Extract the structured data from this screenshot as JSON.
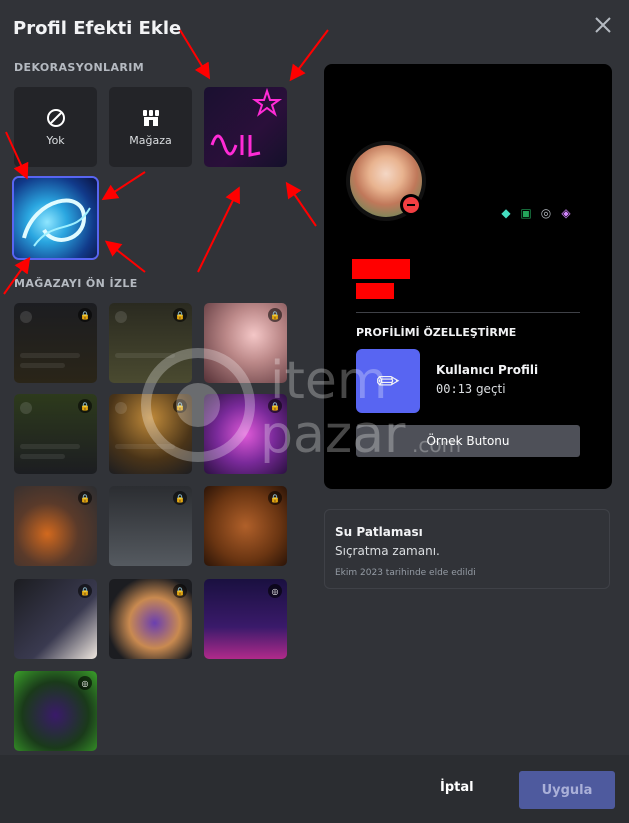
{
  "modal": {
    "title": "Profil Efekti Ekle"
  },
  "sections": {
    "my_decorations": "DEKORASYONLARIM",
    "shop_preview": "MAĞAZAYI ÖN İZLE"
  },
  "tiles": {
    "none_label": "Yok",
    "shop_label": "Mağaza"
  },
  "preview": {
    "section_title": "PROFİLİMİ ÖZELLEŞTİRME",
    "profile_name": "Kullanıcı Profili",
    "time_value": "00:13",
    "time_suffix": " geçti",
    "button_label": "Örnek Butonu"
  },
  "effect_info": {
    "name": "Su Patlaması",
    "description": "Sıçratma zamanı.",
    "acquired": "Ekim 2023 tarihinde elde edildi"
  },
  "footer": {
    "cancel_label": "İptal",
    "apply_label": "Uygula"
  },
  "watermark": {
    "line1": "item",
    "line2": "pazar",
    "suffix": ".com"
  },
  "colors": {
    "accent": "#5865f2",
    "dnd": "#f23f43",
    "annotation_red": "#ff0000"
  }
}
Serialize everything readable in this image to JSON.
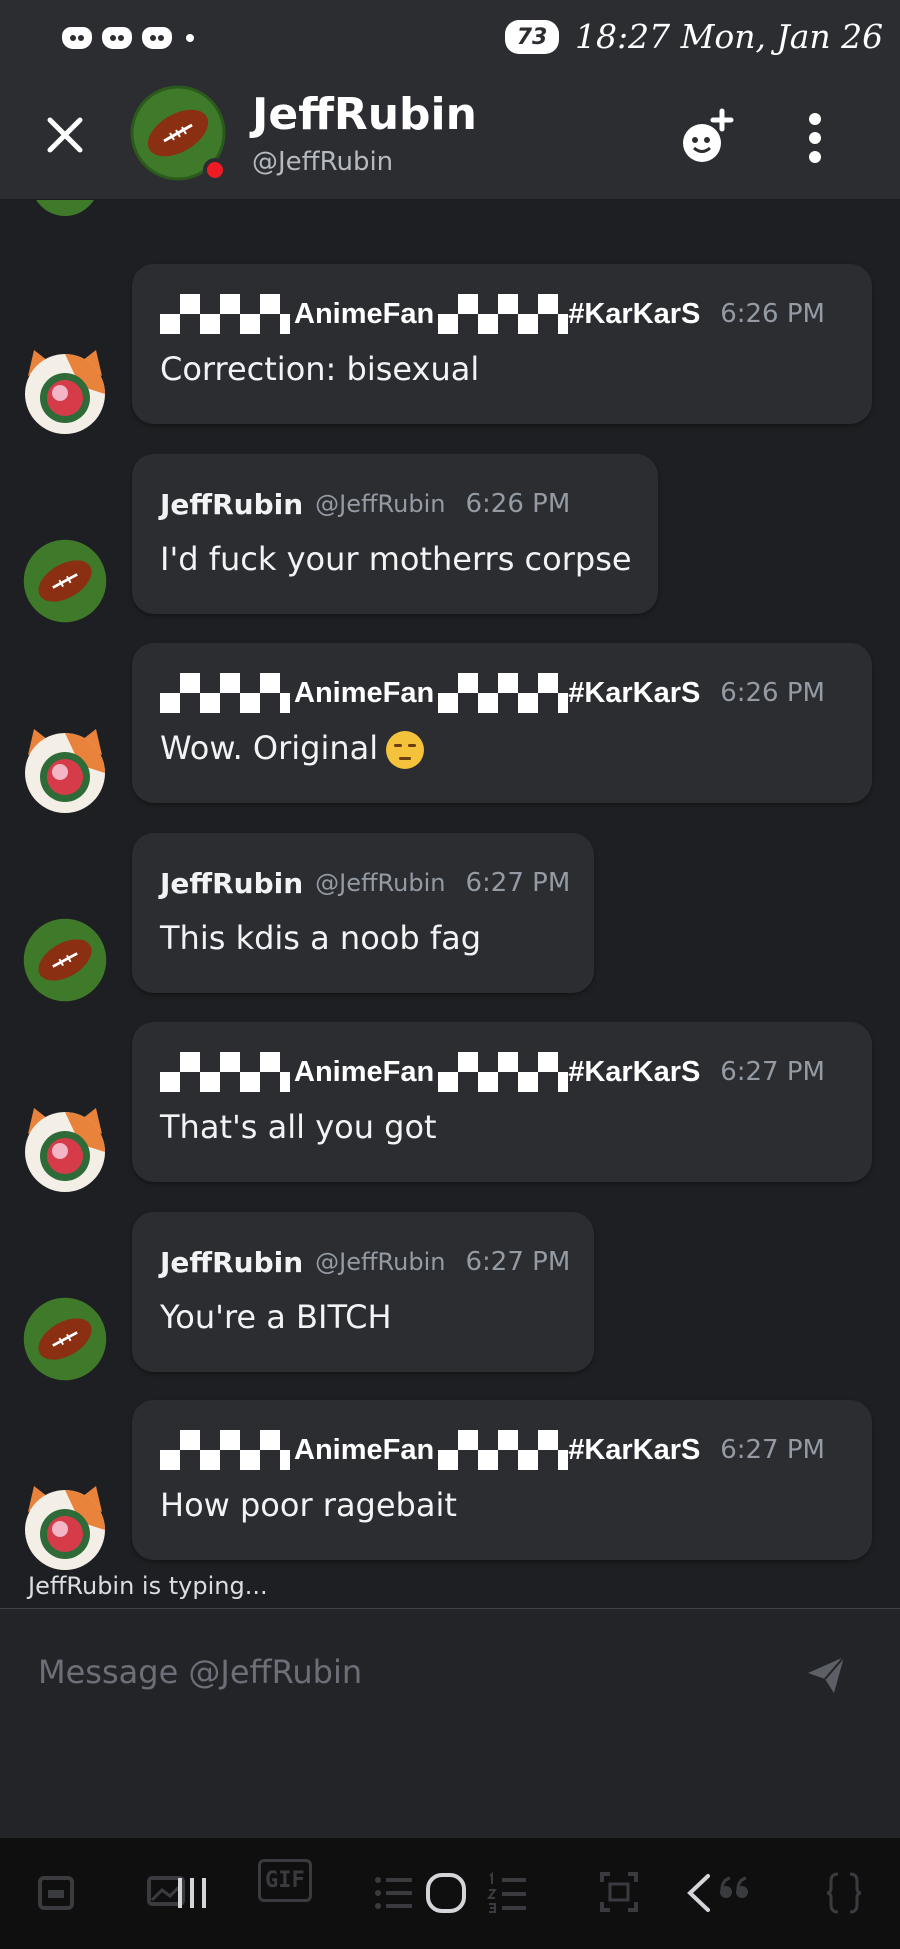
{
  "status_bar": {
    "battery": "73",
    "time_date": "18:27 Mon, Jan 26"
  },
  "header": {
    "name": "JeffRubin",
    "handle": "@JeffRubin",
    "presence_color": "#ed1c24"
  },
  "messages": [
    {
      "kind": "other",
      "display_name": "AnimeFan",
      "tag": "#KarKarS",
      "time": "6:26 PM",
      "text": "Correction: bisexual"
    },
    {
      "kind": "self",
      "author": "JeffRubin",
      "handle": "@JeffRubin",
      "time": "6:26 PM",
      "text": "I'd fuck your motherrs corpse"
    },
    {
      "kind": "other",
      "display_name": "AnimeFan",
      "tag": "#KarKarS",
      "time": "6:26 PM",
      "text": "Wow. Original",
      "emoji": "unamused-face-emoji"
    },
    {
      "kind": "self",
      "author": "JeffRubin",
      "handle": "@JeffRubin",
      "time": "6:27 PM",
      "text": "This kdis a noob fag"
    },
    {
      "kind": "other",
      "display_name": "AnimeFan",
      "tag": "#KarKarS",
      "time": "6:27 PM",
      "text": "That's all you got"
    },
    {
      "kind": "self",
      "author": "JeffRubin",
      "handle": "@JeffRubin",
      "time": "6:27 PM",
      "text": "You're a BITCH"
    },
    {
      "kind": "other",
      "display_name": "AnimeFan",
      "tag": "#KarKarS",
      "time": "6:27 PM",
      "text": "How poor ragebait"
    }
  ],
  "typing_indicator": "JeffRubin is typing...",
  "composer": {
    "placeholder": "Message @JeffRubin"
  },
  "toolbar": {
    "gif_label": "GIF",
    "icons": [
      "sticker-icon",
      "image-icon",
      "recent-apps-icon",
      "gif-icon",
      "bulleted-list-icon",
      "home-icon",
      "numbered-list-icon",
      "screenshot-icon",
      "back-icon",
      "quote-icon",
      "code-braces-icon"
    ]
  },
  "colors": {
    "background": "#1e1f22",
    "bubble": "#2b2d31",
    "header": "#2b2d31",
    "muted_text": "#949ba4"
  }
}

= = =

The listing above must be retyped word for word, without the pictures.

* _Output for this exercise_
Extract the structured data from this screenshot as JSON.
{
  "modal": {
    "title": "Profil Efekti Ekle"
  },
  "sections": {
    "my_decorations": "DEKORASYONLARIM",
    "shop_preview": "MAĞAZAYI ÖN İZLE"
  },
  "tiles": {
    "none_label": "Yok",
    "shop_label": "Mağaza"
  },
  "preview": {
    "section_title": "PROFİLİMİ ÖZELLEŞTİRME",
    "profile_name": "Kullanıcı Profili",
    "time_value": "00:13",
    "time_suffix": " geçti",
    "button_label": "Örnek Butonu"
  },
  "effect_info": {
    "name": "Su Patlaması",
    "description": "Sıçratma zamanı.",
    "acquired": "Ekim 2023 tarihinde elde edildi"
  },
  "footer": {
    "cancel_label": "İptal",
    "apply_label": "Uygula"
  },
  "watermark": {
    "line1": "item",
    "line2": "pazar",
    "suffix": ".com"
  },
  "colors": {
    "accent": "#5865f2",
    "dnd": "#f23f43",
    "annotation_red": "#ff0000"
  }
}
Serialize everything readable in this image to JSON.
{
  "status_bar": {
    "battery": "73",
    "time_date": "18:27 Mon, Jan 26"
  },
  "header": {
    "name": "JeffRubin",
    "handle": "@JeffRubin",
    "presence_color": "#ed1c24"
  },
  "messages": [
    {
      "kind": "other",
      "display_name": "AnimeFan",
      "tag": "#KarKarS",
      "time": "6:26 PM",
      "text": "Correction: bisexual"
    },
    {
      "kind": "self",
      "author": "JeffRubin",
      "handle": "@JeffRubin",
      "time": "6:26 PM",
      "text": "I'd fuck your motherrs corpse"
    },
    {
      "kind": "other",
      "display_name": "AnimeFan",
      "tag": "#KarKarS",
      "time": "6:26 PM",
      "text": "Wow. Original",
      "emoji": "unamused-face-emoji"
    },
    {
      "kind": "self",
      "author": "JeffRubin",
      "handle": "@JeffRubin",
      "time": "6:27 PM",
      "text": "This kdis a noob fag"
    },
    {
      "kind": "other",
      "display_name": "AnimeFan",
      "tag": "#KarKarS",
      "time": "6:27 PM",
      "text": "That's all you got"
    },
    {
      "kind": "self",
      "author": "JeffRubin",
      "handle": "@JeffRubin",
      "time": "6:27 PM",
      "text": "You're a BITCH"
    },
    {
      "kind": "other",
      "display_name": "AnimeFan",
      "tag": "#KarKarS",
      "time": "6:27 PM",
      "text": "How poor ragebait"
    }
  ],
  "typing_indicator": "JeffRubin is typing...",
  "composer": {
    "placeholder": "Message @JeffRubin"
  },
  "toolbar": {
    "gif_label": "GIF",
    "icons": [
      "sticker-icon",
      "image-icon",
      "recent-apps-icon",
      "gif-icon",
      "bulleted-list-icon",
      "home-icon",
      "numbered-list-icon",
      "screenshot-icon",
      "back-icon",
      "quote-icon",
      "code-braces-icon"
    ]
  },
  "colors": {
    "background": "#1e1f22",
    "bubble": "#2b2d31",
    "header": "#2b2d31",
    "muted_text": "#949ba4"
  }
}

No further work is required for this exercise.